The areas which are known to have deteriorated this century are mainly on the edges of the southern Kalahari. The deterioration of the Karoo is less well established. It is possible that desertification of the Karoo began in the last century, when sheep were first introduced, and before good records were available for the area.

In recent years the introduction of artificial water points into the Kalahari within Botswana, together with the widespread erection of veterinary fences, has led to the rapid desertification of huge areas. Similar schemes have had the same effect in the southern Kalahari within South Africa and Bophuthatswana.

To halt desertification the number of animals on the land must be reduced, allowing plants to regrow. Soil conditions must be made favourable for plant growth by, for example, mulching. Mulch (a layer of straw, leaves or sawdust covering the soil) reduces evaporation, suppresses weed growth, enriches soil as it rots, and prevents runoff and hence erosion. Reseeding may be necessary in badly degraded areas. Mulching and reseeding are expensive practices.

However, the only realistic large-scale approach is to prevent desertification through good land management in semi-arid areas.



WORLD RESOURCES 1988-89. World Resources Institute. Basic Books, New York, 1988.

AFRICA IN CRISIS. Lloyd Timberlake. Earthscan, London, 1991.

YOUR HEART YOUR PLANET. H. Diamond, J. Burnham and H. Taylor. Eartheart, Cape Town, 1991.


Director: of Agricultural Information. Department of Agriculture, Private Bag X144, Pretoria 0001. Tel. 012-319 7327

Director: of Resource Conservation. Department of Agriculture, P/Bag X120, Pretoria, 0001. Tel. 012-3197685.

The National Botanical Institute. Private Bag X7, Claremont 7735. Tel. 021-762 1166.

Author: Willem Van Cotthem

Honorary Professor of Botany, University of Ghent (Belgium). Scientific Consultant for Desertification and Sustainable Development.

2 thoughts on “Desertification : causes, effects, spreading, halting (Google Alert / UWC Enviro Facts)”

Leave a Reply

Please log in using one of these methods to post your comment: Logo

You are commenting using your account. Log Out /  Change )

Twitter picture

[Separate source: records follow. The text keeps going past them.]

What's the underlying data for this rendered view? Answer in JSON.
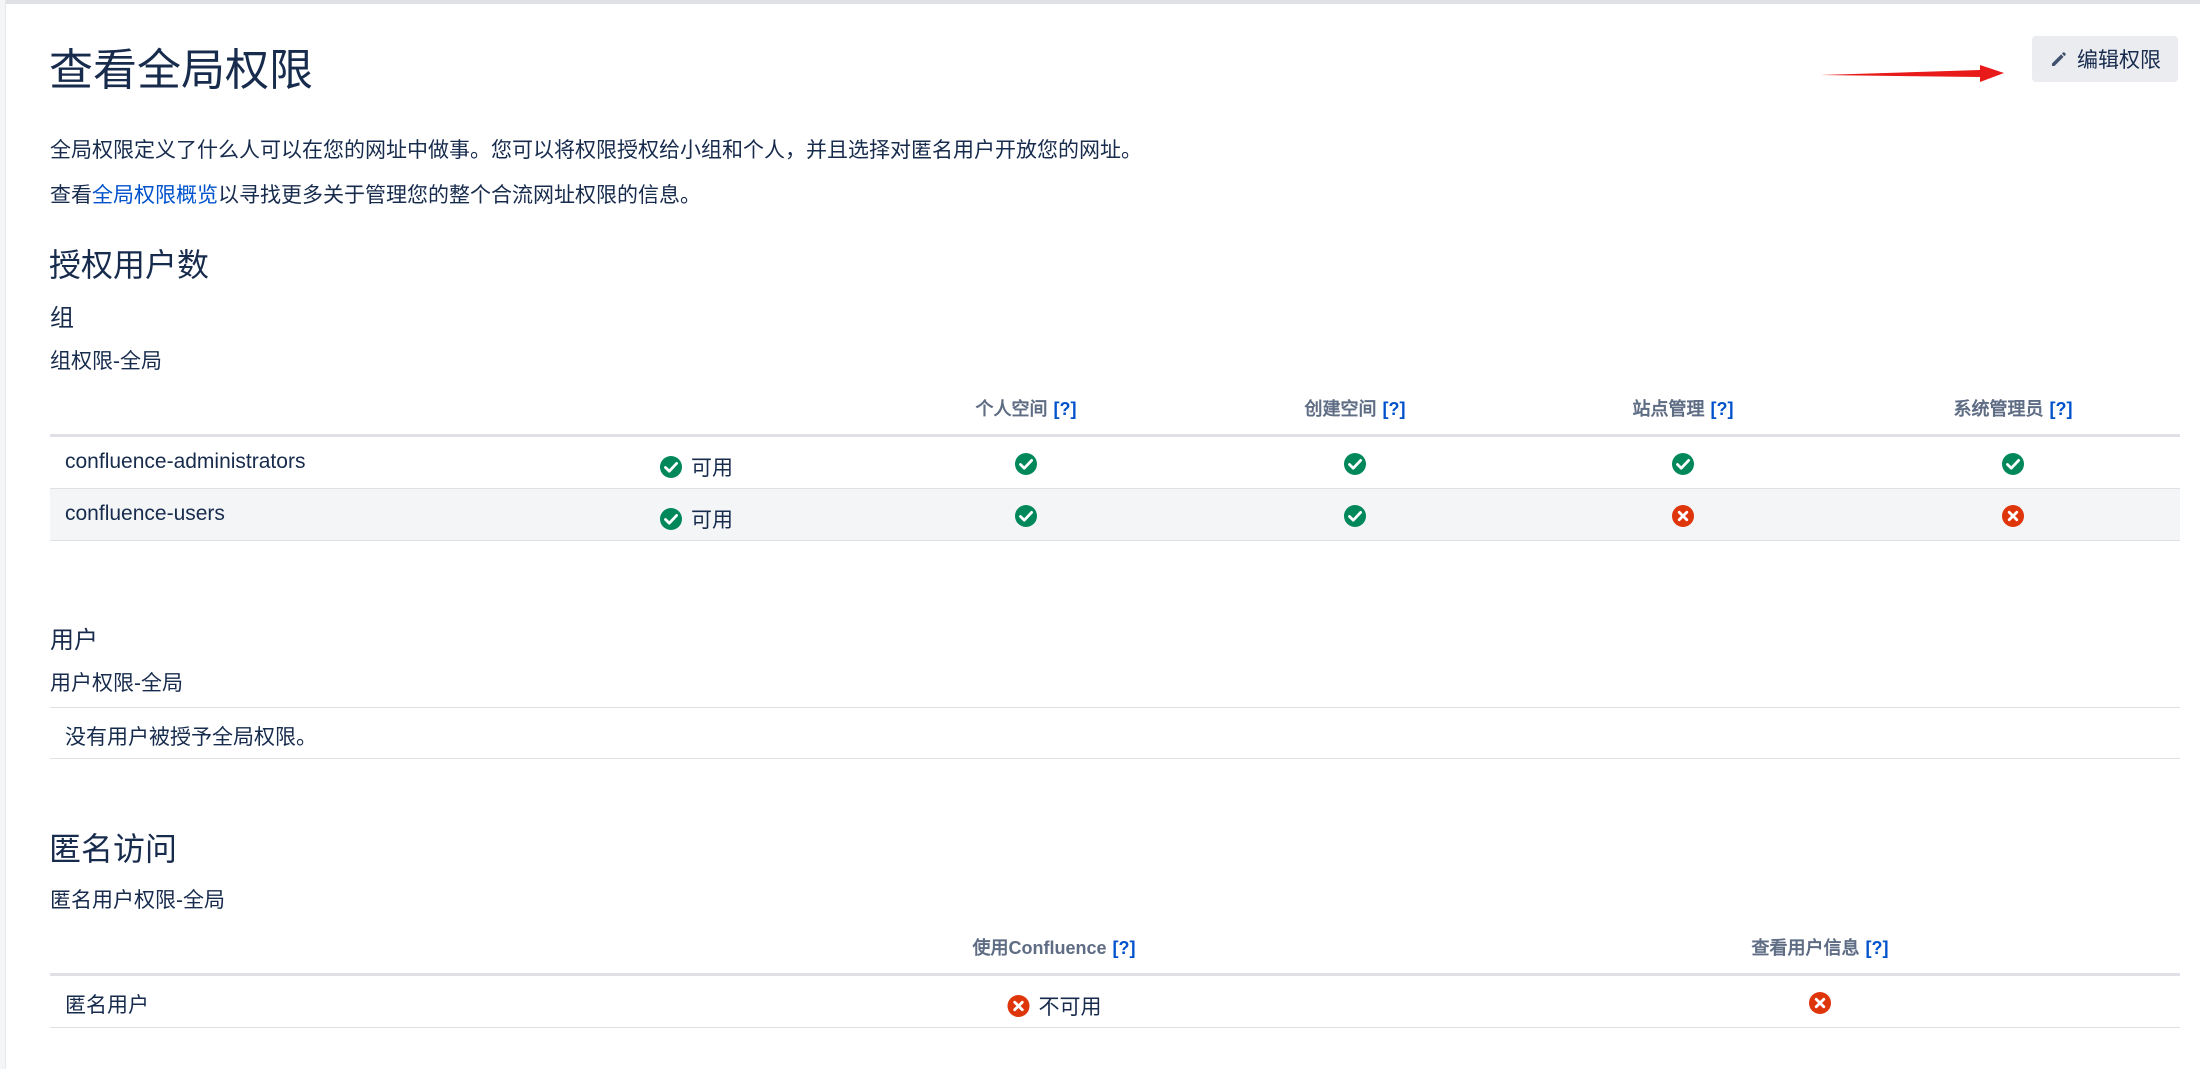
{
  "page": {
    "title": "查看全局权限",
    "edit_label": "编辑权限",
    "intro": "全局权限定义了什么人可以在您的网址中做事。您可以将权限授权给小组和个人，并且选择对匿名用户开放您的网址。",
    "overview_prefix": "查看",
    "overview_link": "全局权限概览",
    "overview_suffix": "以寻找更多关于管理您的整个合流网址权限的信息。"
  },
  "colors": {
    "allowed": "#00875a",
    "denied": "#de350b",
    "link": "#0052cc",
    "arrow": "#e81a1a"
  },
  "licensed": {
    "heading": "授权用户数",
    "groups_heading": "组",
    "groups_caption": "组权限-全局",
    "help_marker": "[?]",
    "columns": [
      "个人空间",
      "创建空间",
      "站点管理",
      "系统管理员"
    ],
    "rows": [
      {
        "name": "confluence-administrators",
        "use_label": "可用",
        "use": "allowed",
        "perms": [
          "allowed",
          "allowed",
          "allowed",
          "allowed"
        ]
      },
      {
        "name": "confluence-users",
        "use_label": "可用",
        "use": "allowed",
        "perms": [
          "allowed",
          "allowed",
          "denied",
          "denied"
        ]
      }
    ],
    "users_heading": "用户",
    "users_caption": "用户权限-全局",
    "users_empty": "没有用户被授予全局权限。"
  },
  "anonymous": {
    "heading": "匿名访问",
    "caption": "匿名用户权限-全局",
    "columns": [
      "使用Confluence",
      "查看用户信息"
    ],
    "row": {
      "name": "匿名用户",
      "use_label": "不可用",
      "use": "denied",
      "view_profiles": "denied"
    }
  }
}
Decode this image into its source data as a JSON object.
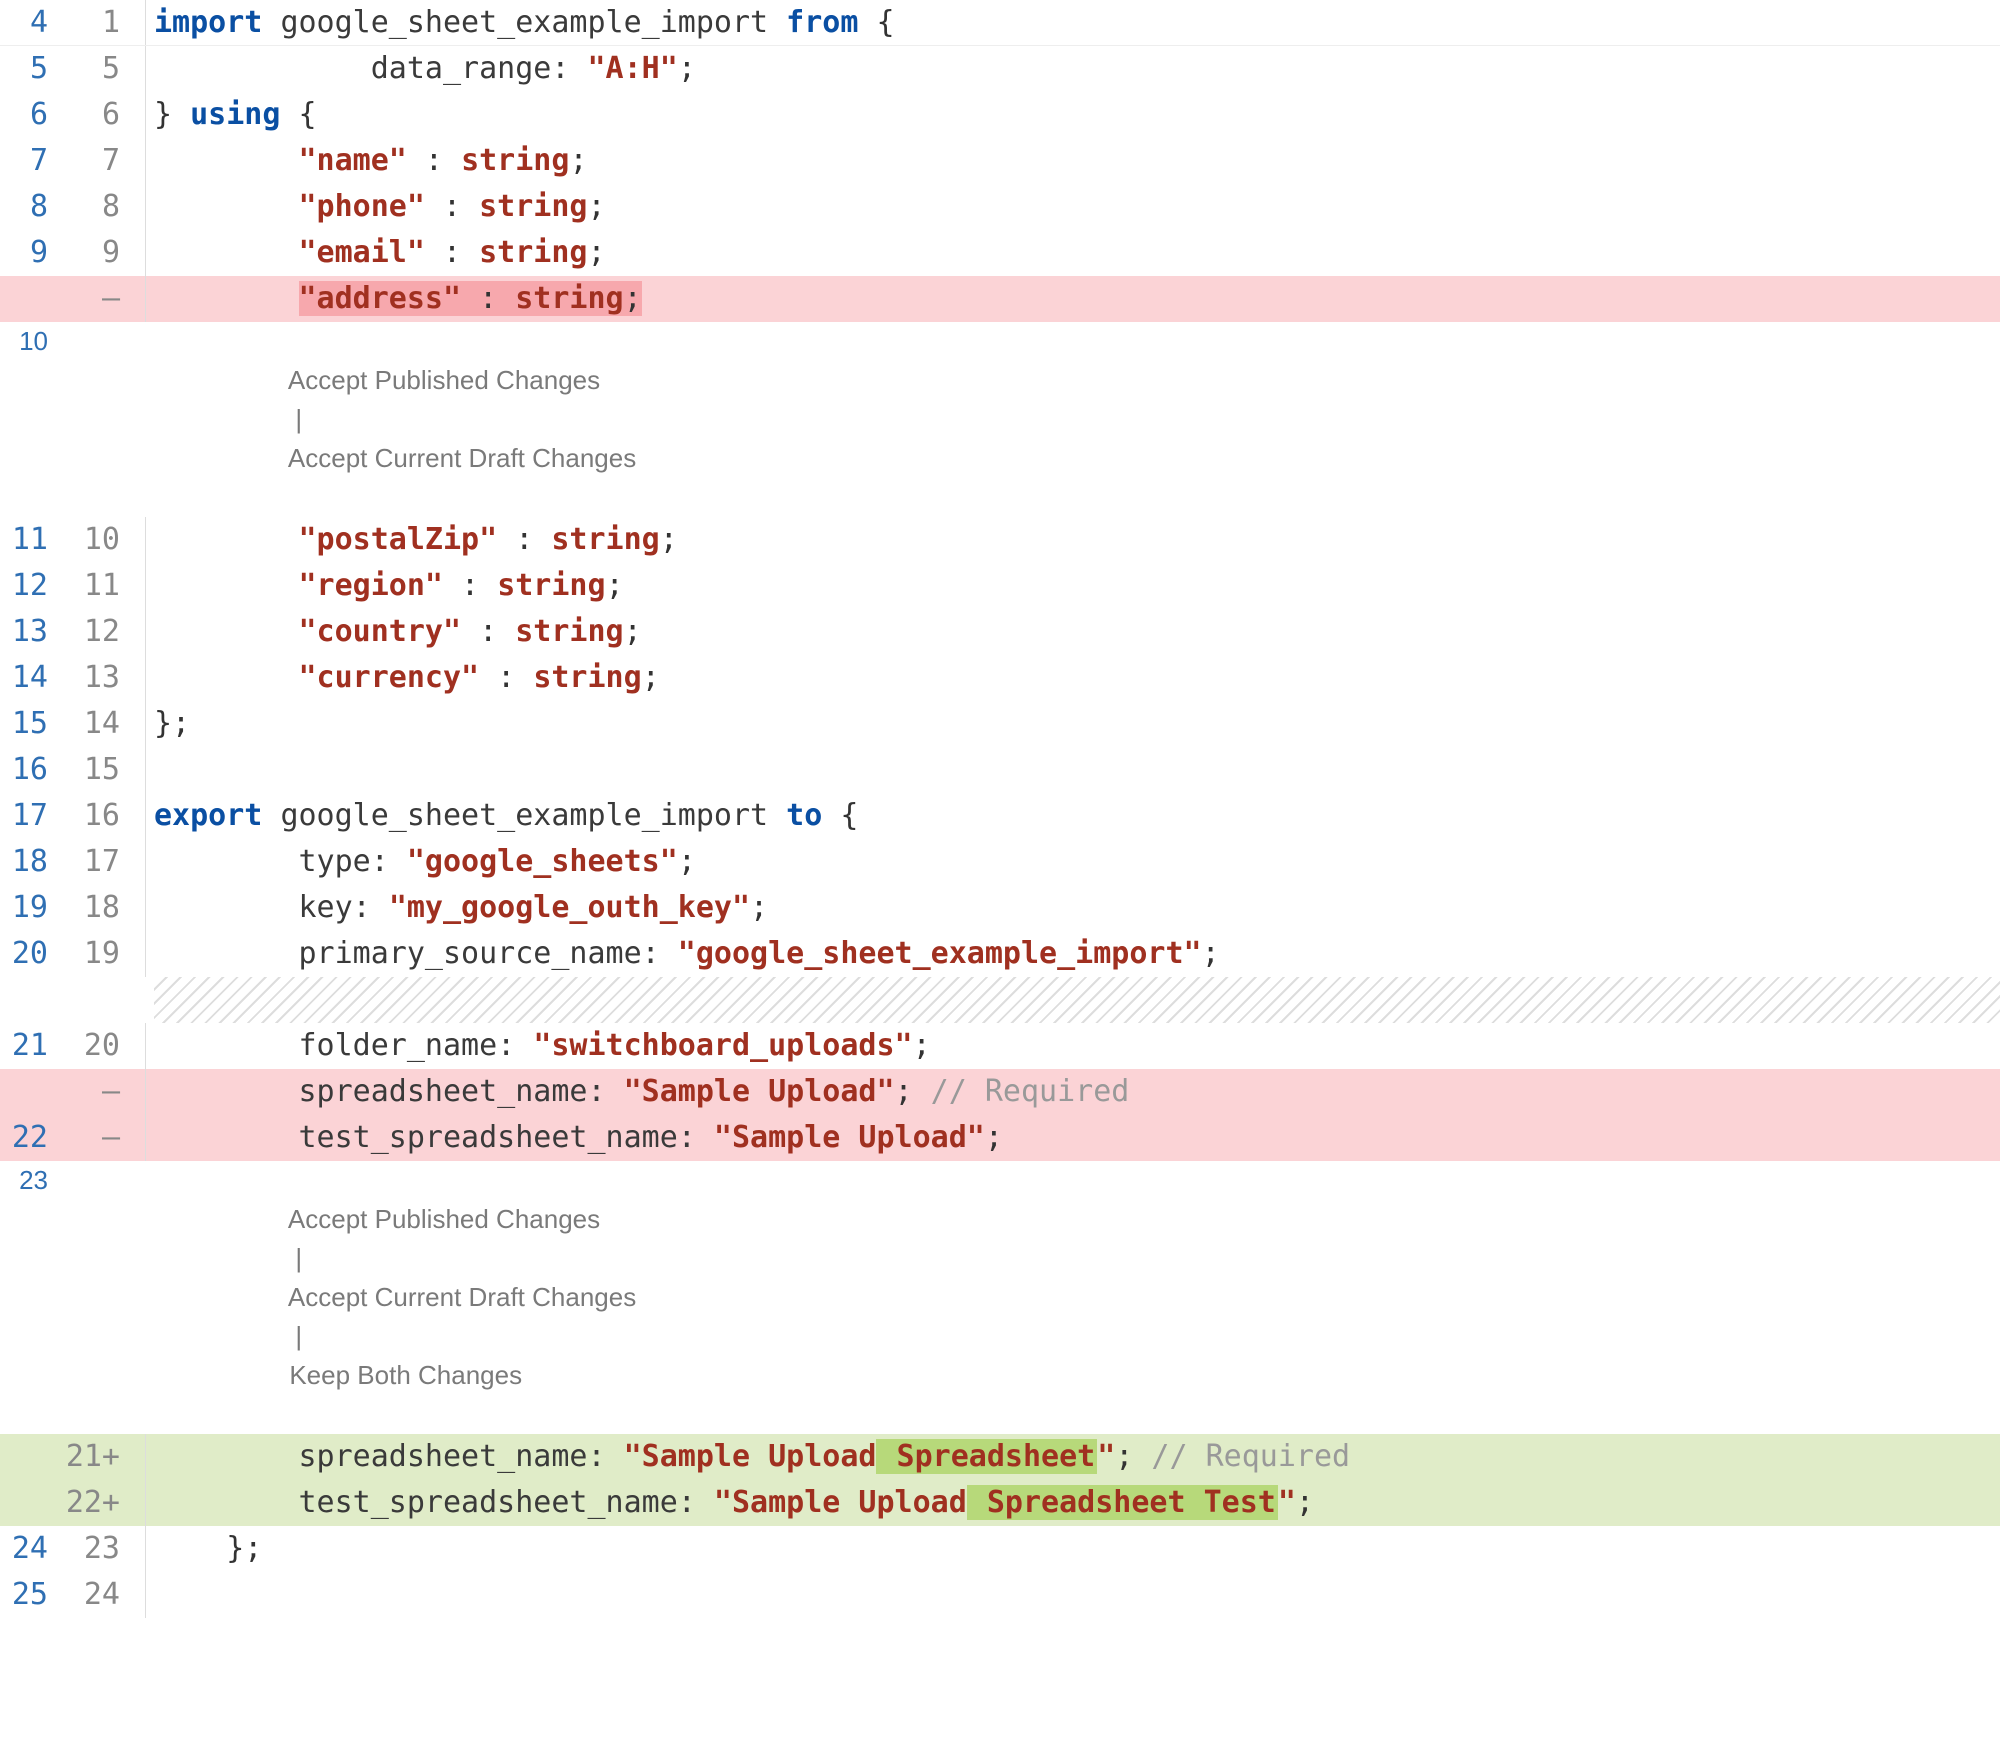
{
  "gutter": {
    "r1": {
      "a": "4",
      "b": "1"
    },
    "r2": {
      "a": "5",
      "b": "5"
    },
    "r3": {
      "a": "6",
      "b": "6"
    },
    "r4": {
      "a": "7",
      "b": "7"
    },
    "r5": {
      "a": "8",
      "b": "8"
    },
    "r6": {
      "a": "9",
      "b": "9"
    },
    "r7": {
      "a": "",
      "b": ""
    },
    "r8": {
      "a": "10",
      "b": ""
    },
    "r9": {
      "a": "11",
      "b": "10"
    },
    "r10": {
      "a": "12",
      "b": "11"
    },
    "r11": {
      "a": "13",
      "b": "12"
    },
    "r12": {
      "a": "14",
      "b": "13"
    },
    "r13": {
      "a": "15",
      "b": "14"
    },
    "r14": {
      "a": "16",
      "b": "15"
    },
    "r15": {
      "a": "17",
      "b": "16"
    },
    "r16": {
      "a": "18",
      "b": "17"
    },
    "r17": {
      "a": "19",
      "b": "18"
    },
    "r18": {
      "a": "20",
      "b": "19"
    },
    "r19": {
      "a": "21",
      "b": "20"
    },
    "r20": {
      "a": "",
      "b": ""
    },
    "r21": {
      "a": "22",
      "b": ""
    },
    "r22": {
      "a": "23",
      "b": ""
    },
    "r23": {
      "a": "",
      "b": "21+"
    },
    "r24": {
      "a": "",
      "b": "22+"
    },
    "r25": {
      "a": "24",
      "b": "23"
    },
    "r26": {
      "a": "25",
      "b": "24"
    }
  },
  "tokens": {
    "import": "import",
    "from": "from",
    "using": "using",
    "export": "export",
    "to": "to",
    "google_sheet_example_import": "google_sheet_example_import",
    "data_range": "data_range:",
    "data_range_val": "\"A:H\"",
    "name": "\"name\"",
    "phone": "\"phone\"",
    "email": "\"email\"",
    "address": "\"address\"",
    "postalZip": "\"postalZip\"",
    "region": "\"region\"",
    "country": "\"country\"",
    "currency": "\"currency\"",
    "string": "string",
    "type_lbl": "type:",
    "type_val": "\"google_sheets\"",
    "key_lbl": "key:",
    "key_val": "\"my_google_outh_key\"",
    "psn_lbl": "primary_source_name:",
    "psn_val": "\"google_sheet_example_import\"",
    "folder_lbl": "folder_name:",
    "folder_val": "\"switchboard_uploads\"",
    "ssn_lbl": "spreadsheet_name:",
    "ssn_val_old": "\"Sample Upload\"",
    "tssn_lbl": "test_spreadsheet_name:",
    "tssn_val_old": "\"Sample Upload\"",
    "ssn_val_new_pre": "\"Sample Upload",
    "ssn_val_new_hl": " Spreadsheet",
    "ssn_val_new_post": "\"",
    "tssn_val_new_pre": "\"Sample Upload",
    "tssn_val_new_hl": " Spreadsheet Test",
    "tssn_val_new_post": "\"",
    "required": "// Required",
    "colon": " : ",
    "semi": ";",
    "lbrace": "{",
    "rbrace": "}",
    "rbrace_semi": "};",
    "rbrace_using": "} "
  },
  "actions": {
    "first": {
      "publish": "Accept Published Changes",
      "draft": "Accept Current Draft Changes"
    },
    "second": {
      "publish": "Accept Published Changes",
      "draft": "Accept Current Draft Changes",
      "both": "Keep Both Changes"
    },
    "sep": "|"
  },
  "dash": "—"
}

You are commenting using your Twitter account. Log Out /  Change )

Facebook photo

You are commenting using your Facebook account. Log Out /  Change )

Connecting to %s

%d bloggers like this: